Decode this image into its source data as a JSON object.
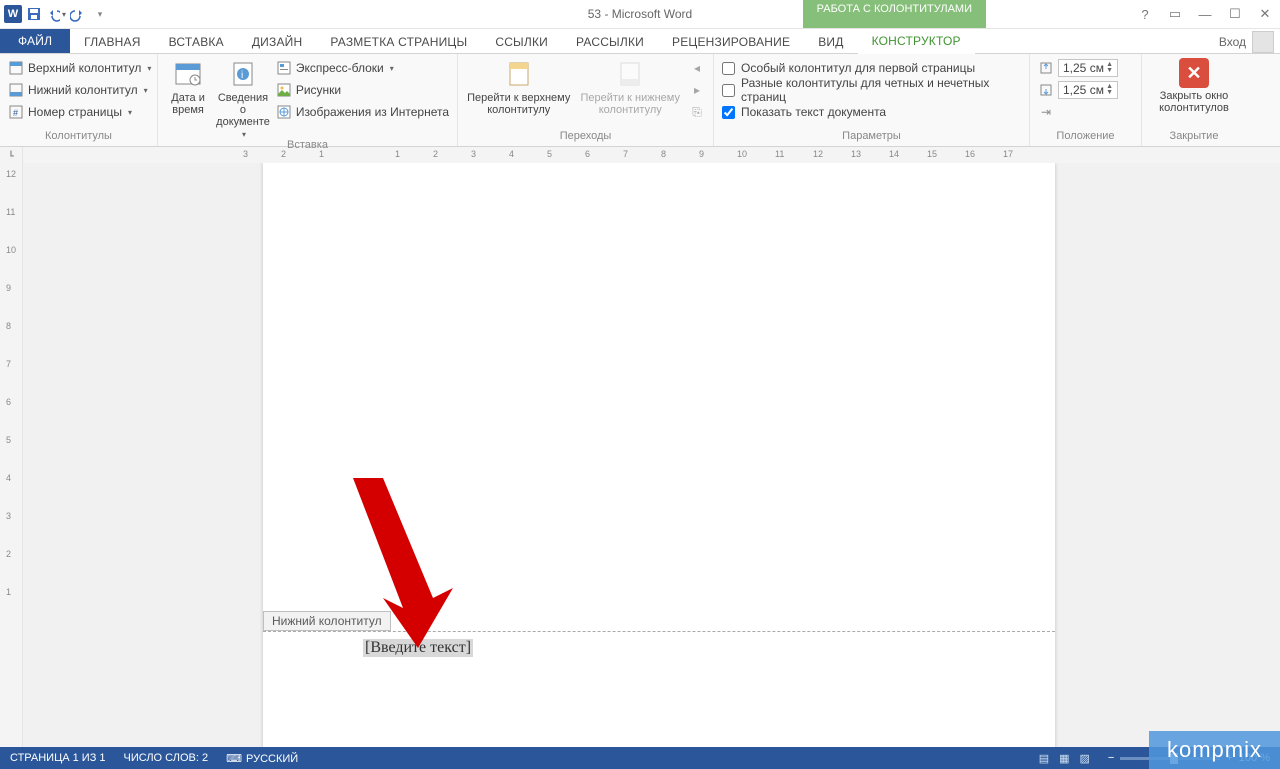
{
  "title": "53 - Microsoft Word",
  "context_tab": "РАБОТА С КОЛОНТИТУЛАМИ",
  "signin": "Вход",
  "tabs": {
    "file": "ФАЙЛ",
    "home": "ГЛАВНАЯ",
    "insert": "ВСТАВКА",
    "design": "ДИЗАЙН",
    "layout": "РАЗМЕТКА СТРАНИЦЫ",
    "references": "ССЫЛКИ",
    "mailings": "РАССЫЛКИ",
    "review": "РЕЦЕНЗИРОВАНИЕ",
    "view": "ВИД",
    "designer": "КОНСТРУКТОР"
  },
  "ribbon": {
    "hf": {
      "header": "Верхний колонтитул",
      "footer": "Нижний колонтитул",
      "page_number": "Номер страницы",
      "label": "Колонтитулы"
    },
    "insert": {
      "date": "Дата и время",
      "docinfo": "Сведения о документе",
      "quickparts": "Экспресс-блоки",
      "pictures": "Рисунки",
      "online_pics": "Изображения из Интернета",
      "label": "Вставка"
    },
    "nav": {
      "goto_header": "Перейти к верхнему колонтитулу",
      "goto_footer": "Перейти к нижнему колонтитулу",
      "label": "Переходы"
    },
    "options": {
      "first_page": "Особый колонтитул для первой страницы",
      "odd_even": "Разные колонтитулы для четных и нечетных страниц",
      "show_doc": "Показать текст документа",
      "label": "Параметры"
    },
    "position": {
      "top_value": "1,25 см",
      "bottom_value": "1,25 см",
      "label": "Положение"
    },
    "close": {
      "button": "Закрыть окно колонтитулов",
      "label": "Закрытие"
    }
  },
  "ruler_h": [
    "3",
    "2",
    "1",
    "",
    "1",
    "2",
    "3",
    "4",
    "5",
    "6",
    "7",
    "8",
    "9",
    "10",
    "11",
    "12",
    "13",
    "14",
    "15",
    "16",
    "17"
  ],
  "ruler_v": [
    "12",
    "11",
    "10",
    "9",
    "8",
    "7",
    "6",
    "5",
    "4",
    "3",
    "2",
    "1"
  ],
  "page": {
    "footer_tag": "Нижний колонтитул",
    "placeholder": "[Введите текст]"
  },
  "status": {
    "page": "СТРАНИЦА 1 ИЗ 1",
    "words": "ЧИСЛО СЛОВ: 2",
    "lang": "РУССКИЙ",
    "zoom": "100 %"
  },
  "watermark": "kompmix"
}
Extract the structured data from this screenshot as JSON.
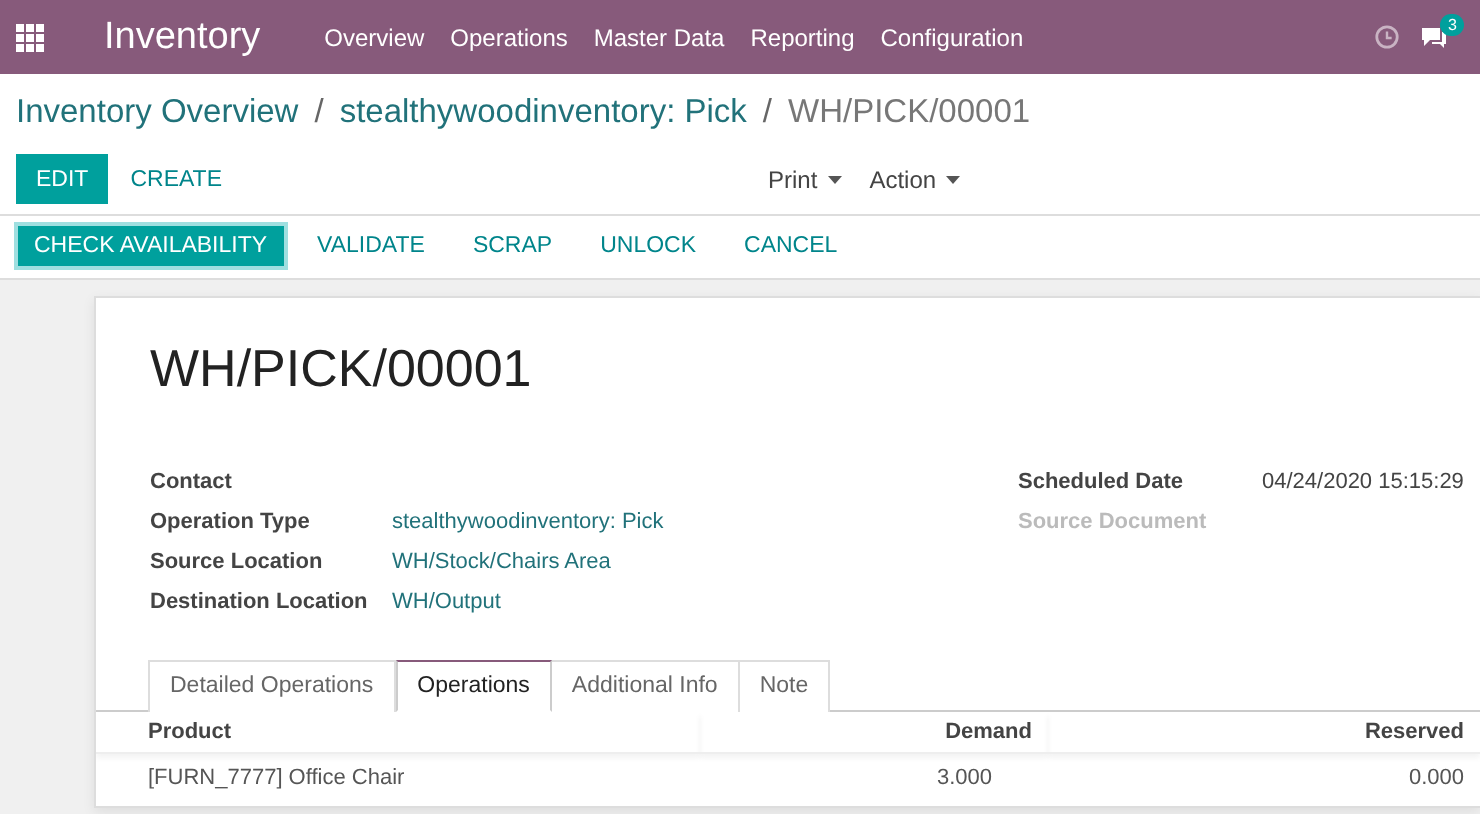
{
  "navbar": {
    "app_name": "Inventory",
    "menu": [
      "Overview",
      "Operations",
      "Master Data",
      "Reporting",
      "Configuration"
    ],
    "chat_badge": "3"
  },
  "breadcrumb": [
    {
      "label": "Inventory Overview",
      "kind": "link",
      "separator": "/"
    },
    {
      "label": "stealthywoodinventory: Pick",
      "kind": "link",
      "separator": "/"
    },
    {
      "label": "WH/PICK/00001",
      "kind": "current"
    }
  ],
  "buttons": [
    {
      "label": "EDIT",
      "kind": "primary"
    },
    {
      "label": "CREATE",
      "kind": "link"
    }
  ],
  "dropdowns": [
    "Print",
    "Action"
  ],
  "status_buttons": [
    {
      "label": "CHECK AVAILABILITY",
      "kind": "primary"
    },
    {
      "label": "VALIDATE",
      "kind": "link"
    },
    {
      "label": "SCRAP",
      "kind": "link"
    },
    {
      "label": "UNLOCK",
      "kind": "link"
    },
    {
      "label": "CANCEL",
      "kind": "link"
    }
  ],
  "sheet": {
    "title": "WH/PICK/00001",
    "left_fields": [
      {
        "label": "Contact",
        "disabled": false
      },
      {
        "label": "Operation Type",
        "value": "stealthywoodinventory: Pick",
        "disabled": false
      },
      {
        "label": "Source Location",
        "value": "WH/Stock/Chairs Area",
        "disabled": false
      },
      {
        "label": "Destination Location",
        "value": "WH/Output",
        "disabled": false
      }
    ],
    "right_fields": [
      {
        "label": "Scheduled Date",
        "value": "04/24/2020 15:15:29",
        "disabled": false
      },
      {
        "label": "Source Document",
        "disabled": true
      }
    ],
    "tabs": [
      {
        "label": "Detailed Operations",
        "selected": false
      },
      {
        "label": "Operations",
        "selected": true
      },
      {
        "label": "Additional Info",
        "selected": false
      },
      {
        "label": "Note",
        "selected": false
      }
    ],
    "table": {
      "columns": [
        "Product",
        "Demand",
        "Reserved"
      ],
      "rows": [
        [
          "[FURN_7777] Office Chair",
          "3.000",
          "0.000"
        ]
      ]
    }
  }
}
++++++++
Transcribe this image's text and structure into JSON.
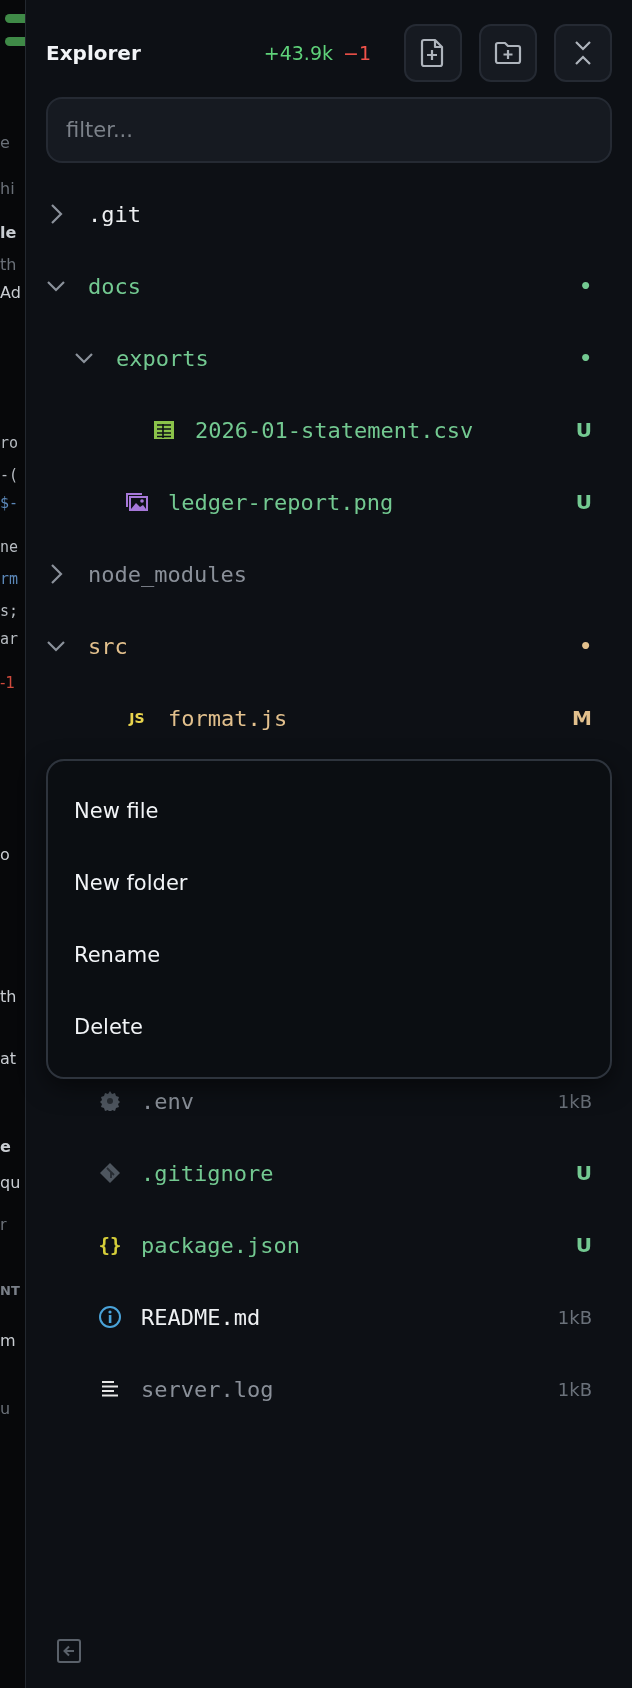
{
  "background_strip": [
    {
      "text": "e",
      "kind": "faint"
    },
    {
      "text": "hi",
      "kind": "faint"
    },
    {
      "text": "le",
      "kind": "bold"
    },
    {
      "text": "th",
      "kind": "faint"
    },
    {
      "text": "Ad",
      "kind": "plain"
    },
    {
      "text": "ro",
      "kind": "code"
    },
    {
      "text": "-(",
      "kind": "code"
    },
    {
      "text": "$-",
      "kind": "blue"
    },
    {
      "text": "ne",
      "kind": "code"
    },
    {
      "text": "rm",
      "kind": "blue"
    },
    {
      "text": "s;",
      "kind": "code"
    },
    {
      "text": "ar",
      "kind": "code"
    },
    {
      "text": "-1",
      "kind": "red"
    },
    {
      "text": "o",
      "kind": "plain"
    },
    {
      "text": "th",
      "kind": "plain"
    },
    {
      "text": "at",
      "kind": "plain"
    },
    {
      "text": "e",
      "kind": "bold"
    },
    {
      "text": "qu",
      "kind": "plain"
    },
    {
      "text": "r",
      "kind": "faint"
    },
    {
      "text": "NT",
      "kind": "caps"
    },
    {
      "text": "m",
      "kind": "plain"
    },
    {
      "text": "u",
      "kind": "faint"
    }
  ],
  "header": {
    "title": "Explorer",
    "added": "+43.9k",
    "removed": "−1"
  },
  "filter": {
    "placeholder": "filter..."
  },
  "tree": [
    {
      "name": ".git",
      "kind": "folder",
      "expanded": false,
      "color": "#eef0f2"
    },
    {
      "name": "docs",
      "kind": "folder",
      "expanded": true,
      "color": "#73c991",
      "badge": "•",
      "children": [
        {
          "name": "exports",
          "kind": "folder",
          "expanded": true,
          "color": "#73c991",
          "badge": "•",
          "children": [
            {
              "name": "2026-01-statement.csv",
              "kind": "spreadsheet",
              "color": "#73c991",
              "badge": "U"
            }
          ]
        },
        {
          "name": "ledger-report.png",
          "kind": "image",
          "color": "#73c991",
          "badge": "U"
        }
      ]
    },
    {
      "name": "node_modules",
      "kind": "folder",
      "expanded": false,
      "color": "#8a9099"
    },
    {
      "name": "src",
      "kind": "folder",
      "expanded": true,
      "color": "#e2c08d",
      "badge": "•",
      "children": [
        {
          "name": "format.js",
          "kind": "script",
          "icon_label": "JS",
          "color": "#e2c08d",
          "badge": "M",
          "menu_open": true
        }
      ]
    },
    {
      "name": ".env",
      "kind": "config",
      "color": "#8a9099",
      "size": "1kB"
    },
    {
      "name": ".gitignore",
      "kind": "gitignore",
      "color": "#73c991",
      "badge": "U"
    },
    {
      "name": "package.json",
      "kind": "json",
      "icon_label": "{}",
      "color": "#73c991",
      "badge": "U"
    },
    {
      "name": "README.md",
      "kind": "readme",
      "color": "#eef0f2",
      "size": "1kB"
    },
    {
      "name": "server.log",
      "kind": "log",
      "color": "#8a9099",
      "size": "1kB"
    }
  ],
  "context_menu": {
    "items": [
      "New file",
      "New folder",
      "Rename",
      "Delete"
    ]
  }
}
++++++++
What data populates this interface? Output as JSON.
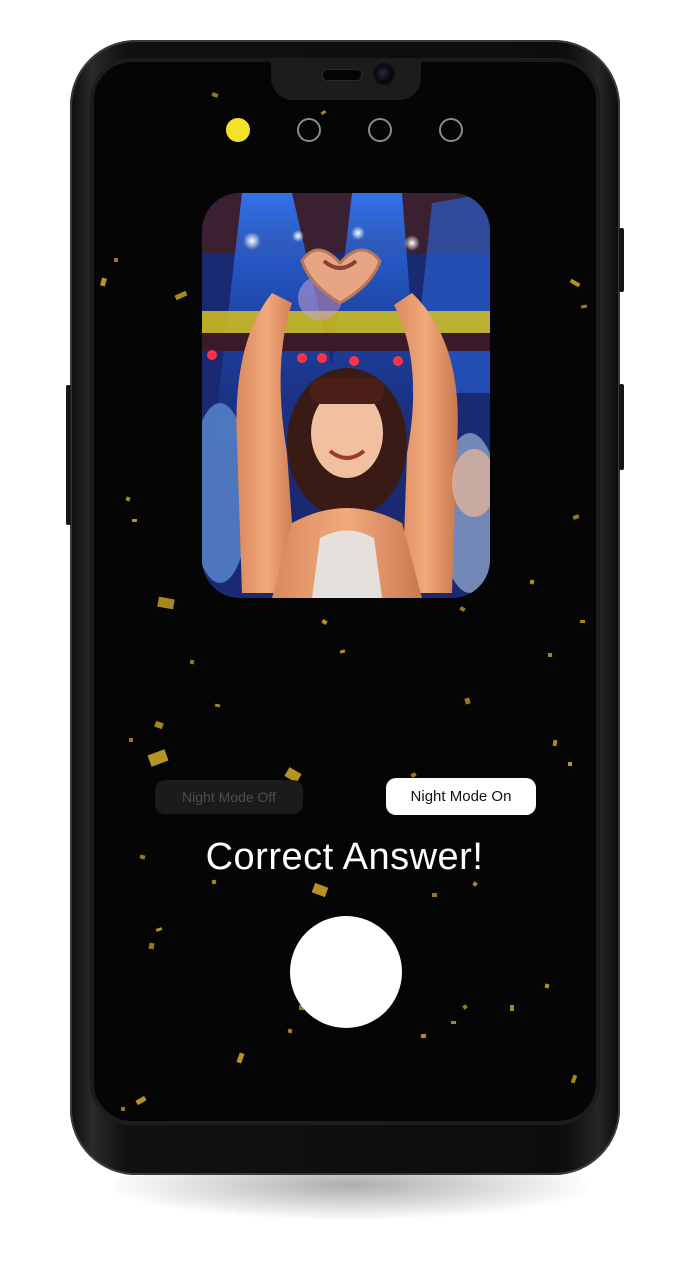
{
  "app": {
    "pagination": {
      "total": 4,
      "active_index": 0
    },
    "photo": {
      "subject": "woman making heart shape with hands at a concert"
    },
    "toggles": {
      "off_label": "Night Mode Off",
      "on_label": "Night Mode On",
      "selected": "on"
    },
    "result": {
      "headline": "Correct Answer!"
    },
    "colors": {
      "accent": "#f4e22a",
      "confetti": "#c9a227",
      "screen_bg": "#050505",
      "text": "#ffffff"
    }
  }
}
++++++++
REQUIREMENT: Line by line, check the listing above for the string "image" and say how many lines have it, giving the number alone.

YOUR SOLUTION: 3